The tokenize module provides a lexical scanner for Python source
code, implemented in Python. The scanner in this module returns comments as tokens as well,
making it useful for implementing ``pretty-printers,'' including colorizers for on-screen
The primary entry point is a generator:
- The generate_tokens() generator requires one argment, readline,
which must be a callable object which provides the same interface as the readline() method of built-in file objects (see section 2.3.8). Each call to the function
should return one line of input as a string.
The generator produces 5-tuples with these members: the token type; the token string; a
(srow, scol) of ints specifying the row and
column where the token begins in the source; a 2-tuple
of ints specifying the row and column where the token ends in the source; and the line on
which the token was found. The line passed is the logical line; continuation lines
are included. New in version 2.2.
An older entry point is retained for backward compatibility:
- The tokenize() function accepts two parameters: one
representing the input stream, and one providing an output mechanism for tokenize().
The first parameter, readline, must be a callable object which provides the
same interface as the readline() method of built-in file objects
(see section 2.3.8). Each
call to the function should return one line of input as a string.
The second parameter, tokeneater, must also be a callable object. It is
called once for each token, with five arguments, corresponding to the tuples generated by generate_tokens().
All constants from the token module
are also exported from tokenize, as are two additional token type
values that might be passed to the tokeneater function by tokenize():
- Token value used to indicate a comment.
- Token value used to indicate a non-terminating newline. The NEWLINE token indicates the
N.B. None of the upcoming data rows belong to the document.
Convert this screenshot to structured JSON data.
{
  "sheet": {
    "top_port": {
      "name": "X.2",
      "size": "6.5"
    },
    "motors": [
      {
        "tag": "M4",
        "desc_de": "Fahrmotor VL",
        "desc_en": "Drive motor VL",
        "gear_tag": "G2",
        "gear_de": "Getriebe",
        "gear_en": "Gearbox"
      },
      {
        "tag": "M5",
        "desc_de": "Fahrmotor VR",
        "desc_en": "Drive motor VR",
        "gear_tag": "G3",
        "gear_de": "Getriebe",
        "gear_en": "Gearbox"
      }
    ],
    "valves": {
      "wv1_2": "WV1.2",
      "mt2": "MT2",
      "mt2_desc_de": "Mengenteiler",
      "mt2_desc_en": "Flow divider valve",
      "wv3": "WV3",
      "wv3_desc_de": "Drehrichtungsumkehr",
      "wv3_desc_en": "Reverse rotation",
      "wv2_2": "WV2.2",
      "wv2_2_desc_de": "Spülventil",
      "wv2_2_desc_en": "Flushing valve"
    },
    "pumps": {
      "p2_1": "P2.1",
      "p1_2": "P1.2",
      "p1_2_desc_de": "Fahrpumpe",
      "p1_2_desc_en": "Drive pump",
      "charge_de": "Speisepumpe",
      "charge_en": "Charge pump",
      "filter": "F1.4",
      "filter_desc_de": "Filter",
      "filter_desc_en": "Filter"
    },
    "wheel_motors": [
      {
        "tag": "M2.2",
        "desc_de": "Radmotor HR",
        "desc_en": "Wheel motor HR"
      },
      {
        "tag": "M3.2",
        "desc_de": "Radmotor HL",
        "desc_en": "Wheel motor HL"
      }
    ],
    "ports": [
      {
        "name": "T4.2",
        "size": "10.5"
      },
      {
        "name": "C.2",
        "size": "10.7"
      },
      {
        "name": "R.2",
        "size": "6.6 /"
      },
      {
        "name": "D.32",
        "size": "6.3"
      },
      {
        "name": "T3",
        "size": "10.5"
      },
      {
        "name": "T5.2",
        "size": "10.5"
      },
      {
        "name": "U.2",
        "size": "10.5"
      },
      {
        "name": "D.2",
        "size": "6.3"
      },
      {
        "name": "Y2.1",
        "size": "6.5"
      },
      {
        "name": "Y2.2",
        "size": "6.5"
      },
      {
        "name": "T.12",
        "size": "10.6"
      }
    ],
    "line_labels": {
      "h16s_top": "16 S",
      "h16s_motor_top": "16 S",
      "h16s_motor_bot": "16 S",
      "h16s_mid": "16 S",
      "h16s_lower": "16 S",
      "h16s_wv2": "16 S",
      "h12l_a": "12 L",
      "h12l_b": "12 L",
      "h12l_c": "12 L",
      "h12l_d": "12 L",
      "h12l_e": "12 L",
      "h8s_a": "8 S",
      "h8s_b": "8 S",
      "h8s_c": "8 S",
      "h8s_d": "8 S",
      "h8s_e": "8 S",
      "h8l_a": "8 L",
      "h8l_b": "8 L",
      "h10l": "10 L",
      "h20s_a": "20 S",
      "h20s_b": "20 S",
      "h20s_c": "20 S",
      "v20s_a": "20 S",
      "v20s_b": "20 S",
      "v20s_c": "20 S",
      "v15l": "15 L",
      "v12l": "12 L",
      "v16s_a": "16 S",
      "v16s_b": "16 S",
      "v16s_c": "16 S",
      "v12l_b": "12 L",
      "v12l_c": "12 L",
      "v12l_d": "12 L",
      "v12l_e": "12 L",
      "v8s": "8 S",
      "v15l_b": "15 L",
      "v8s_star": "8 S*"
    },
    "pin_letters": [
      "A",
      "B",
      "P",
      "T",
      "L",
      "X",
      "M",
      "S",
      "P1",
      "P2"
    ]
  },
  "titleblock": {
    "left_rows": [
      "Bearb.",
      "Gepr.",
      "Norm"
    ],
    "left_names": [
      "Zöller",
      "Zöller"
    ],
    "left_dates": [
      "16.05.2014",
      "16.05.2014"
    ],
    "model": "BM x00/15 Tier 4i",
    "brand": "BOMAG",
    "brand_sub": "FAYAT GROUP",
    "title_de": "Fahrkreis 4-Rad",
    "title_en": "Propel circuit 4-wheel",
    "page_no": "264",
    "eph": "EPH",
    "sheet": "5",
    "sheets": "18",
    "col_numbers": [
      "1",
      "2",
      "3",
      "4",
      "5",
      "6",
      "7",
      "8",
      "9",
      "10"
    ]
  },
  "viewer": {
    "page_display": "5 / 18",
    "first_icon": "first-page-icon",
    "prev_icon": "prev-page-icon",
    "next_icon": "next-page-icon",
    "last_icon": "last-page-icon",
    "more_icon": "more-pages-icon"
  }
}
end of a logical line of Python code; NL tokens are generated when a logical line of code
is continued over multiple physical lines.